**What is required:**
Where a line of the records holds the string "best", copy that line.

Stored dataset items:
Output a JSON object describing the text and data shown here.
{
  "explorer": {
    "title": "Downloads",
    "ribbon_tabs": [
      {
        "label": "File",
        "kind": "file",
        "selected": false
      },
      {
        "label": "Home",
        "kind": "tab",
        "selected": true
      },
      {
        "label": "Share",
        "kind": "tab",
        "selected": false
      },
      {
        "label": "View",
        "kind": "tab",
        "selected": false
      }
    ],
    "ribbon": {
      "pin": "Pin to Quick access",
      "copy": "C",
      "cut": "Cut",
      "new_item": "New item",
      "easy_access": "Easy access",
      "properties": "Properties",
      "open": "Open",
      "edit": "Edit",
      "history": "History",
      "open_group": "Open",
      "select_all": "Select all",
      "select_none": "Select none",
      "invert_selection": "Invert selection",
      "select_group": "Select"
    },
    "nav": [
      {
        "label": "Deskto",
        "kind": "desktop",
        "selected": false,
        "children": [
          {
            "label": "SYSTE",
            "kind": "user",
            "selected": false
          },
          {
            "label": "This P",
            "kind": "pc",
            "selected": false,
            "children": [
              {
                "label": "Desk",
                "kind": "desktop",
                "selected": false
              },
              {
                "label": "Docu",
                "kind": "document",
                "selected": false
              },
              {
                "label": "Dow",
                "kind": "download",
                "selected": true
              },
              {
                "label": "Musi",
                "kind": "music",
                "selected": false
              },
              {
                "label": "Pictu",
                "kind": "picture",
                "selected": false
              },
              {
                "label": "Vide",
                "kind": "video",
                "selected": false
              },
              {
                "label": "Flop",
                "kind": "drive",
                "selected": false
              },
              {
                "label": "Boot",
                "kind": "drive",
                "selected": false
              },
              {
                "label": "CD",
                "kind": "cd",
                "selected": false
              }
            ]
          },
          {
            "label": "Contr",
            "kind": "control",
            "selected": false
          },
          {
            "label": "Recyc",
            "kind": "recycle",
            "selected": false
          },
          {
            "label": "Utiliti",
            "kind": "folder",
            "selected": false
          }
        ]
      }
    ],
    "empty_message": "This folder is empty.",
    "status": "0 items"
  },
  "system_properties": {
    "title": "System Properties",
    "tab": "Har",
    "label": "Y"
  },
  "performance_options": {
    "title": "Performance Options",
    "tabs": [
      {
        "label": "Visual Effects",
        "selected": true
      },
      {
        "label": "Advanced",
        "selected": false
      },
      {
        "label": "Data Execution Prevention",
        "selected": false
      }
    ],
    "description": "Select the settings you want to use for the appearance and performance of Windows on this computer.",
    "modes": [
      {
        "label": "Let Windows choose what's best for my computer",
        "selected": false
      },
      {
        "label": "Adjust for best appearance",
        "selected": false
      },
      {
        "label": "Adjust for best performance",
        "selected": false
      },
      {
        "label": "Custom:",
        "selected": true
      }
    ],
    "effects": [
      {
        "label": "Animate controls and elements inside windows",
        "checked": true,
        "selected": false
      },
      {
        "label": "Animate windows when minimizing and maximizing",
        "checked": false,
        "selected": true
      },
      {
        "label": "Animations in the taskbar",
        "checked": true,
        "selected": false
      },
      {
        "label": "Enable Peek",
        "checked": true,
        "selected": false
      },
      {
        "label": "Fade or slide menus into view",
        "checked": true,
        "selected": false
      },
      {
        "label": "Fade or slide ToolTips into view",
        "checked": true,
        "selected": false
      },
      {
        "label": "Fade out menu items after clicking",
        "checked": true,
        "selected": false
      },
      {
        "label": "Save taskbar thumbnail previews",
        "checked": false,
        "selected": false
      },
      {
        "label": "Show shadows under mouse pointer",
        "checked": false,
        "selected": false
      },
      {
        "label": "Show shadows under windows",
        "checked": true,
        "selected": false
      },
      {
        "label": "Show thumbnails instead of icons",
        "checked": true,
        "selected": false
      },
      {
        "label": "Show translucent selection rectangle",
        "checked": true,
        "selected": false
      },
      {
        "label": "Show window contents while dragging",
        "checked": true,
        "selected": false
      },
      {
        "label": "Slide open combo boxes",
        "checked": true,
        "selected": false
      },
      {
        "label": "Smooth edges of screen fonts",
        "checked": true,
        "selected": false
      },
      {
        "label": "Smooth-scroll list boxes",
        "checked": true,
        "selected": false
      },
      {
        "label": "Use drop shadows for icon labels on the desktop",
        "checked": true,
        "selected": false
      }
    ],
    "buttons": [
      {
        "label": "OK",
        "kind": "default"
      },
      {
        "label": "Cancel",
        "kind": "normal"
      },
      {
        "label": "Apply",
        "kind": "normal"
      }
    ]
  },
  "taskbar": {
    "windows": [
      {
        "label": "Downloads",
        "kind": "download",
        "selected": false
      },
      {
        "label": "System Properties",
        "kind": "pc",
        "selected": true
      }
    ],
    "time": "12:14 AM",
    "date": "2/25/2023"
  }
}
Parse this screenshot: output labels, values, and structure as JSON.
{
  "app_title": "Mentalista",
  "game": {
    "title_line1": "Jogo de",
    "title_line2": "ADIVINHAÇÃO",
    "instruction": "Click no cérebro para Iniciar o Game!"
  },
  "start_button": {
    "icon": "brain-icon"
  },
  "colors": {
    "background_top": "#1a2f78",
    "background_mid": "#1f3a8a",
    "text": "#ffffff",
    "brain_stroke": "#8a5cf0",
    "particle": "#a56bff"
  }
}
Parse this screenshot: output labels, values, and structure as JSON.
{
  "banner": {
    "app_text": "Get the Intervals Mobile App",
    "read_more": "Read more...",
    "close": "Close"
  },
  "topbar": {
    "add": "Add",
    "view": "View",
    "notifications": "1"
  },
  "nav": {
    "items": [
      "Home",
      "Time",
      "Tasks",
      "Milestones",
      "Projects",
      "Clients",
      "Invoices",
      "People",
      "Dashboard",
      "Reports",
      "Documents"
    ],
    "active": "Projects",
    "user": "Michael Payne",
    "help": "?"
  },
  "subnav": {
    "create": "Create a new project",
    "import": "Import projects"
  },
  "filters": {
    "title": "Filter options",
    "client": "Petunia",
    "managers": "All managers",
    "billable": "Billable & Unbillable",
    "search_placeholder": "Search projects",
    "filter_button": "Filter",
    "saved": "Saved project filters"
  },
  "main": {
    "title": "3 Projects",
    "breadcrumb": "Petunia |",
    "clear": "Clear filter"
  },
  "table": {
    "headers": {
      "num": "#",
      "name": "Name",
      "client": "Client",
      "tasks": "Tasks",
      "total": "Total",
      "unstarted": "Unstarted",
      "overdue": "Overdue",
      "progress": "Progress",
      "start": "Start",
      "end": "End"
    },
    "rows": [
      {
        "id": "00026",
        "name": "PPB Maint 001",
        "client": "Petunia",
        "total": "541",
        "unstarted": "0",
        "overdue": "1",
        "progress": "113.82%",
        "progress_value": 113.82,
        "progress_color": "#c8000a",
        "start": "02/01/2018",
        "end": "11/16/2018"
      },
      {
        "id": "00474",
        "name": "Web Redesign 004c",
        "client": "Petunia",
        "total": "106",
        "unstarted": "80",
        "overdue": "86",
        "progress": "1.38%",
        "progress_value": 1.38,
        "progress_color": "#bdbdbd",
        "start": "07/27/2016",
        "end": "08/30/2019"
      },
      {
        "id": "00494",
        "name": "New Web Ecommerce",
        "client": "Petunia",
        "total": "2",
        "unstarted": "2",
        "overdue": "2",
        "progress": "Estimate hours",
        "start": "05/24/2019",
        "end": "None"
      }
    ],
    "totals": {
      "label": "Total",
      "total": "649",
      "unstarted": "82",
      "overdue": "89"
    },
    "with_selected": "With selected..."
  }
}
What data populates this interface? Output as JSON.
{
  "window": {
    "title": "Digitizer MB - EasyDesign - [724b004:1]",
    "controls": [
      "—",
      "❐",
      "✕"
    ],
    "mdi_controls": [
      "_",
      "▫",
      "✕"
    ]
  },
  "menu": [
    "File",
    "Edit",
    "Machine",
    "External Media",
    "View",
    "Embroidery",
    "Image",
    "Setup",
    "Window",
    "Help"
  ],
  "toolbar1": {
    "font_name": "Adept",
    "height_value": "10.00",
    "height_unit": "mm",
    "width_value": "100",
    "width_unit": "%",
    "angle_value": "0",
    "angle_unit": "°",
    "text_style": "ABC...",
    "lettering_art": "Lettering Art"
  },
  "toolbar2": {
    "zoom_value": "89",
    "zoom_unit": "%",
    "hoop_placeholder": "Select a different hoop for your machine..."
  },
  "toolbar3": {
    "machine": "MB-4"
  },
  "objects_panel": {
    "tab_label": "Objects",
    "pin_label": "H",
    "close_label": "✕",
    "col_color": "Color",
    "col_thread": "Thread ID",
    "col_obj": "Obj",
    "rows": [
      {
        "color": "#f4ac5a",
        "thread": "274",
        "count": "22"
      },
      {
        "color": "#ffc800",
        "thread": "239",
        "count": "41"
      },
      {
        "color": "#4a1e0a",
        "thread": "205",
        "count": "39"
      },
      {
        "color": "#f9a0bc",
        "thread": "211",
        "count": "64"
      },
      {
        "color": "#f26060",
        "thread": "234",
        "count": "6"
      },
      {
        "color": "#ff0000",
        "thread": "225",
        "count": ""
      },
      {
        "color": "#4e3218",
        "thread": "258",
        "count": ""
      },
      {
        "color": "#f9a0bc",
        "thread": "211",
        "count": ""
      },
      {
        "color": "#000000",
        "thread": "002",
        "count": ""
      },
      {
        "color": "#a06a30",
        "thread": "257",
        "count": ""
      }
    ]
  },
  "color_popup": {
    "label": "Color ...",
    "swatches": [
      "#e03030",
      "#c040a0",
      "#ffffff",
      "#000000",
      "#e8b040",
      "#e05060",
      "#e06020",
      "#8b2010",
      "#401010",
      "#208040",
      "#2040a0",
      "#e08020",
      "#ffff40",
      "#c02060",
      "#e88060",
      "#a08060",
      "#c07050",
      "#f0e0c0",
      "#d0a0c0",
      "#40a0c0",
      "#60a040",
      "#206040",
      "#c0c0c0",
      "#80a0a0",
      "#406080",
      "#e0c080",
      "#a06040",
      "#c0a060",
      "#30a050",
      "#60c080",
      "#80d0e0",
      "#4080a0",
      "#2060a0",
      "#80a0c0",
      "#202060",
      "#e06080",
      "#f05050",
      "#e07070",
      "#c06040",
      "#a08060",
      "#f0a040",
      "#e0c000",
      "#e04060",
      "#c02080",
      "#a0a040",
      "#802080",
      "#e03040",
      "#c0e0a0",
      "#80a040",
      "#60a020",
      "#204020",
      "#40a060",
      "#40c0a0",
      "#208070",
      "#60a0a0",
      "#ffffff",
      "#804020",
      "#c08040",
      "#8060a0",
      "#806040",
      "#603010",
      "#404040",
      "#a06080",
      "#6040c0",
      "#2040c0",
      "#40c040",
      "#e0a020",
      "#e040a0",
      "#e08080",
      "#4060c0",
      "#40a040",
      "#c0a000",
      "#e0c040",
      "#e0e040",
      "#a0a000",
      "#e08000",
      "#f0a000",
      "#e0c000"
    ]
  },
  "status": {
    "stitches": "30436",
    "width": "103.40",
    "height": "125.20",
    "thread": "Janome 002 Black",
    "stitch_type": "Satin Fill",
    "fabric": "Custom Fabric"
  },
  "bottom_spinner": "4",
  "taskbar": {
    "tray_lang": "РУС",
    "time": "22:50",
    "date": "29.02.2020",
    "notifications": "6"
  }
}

**Task answer:**
        "label": "Let Windows choose what's best for my computer",
        "label": "Adjust for best appearance",
        "label": "Adjust for best performance",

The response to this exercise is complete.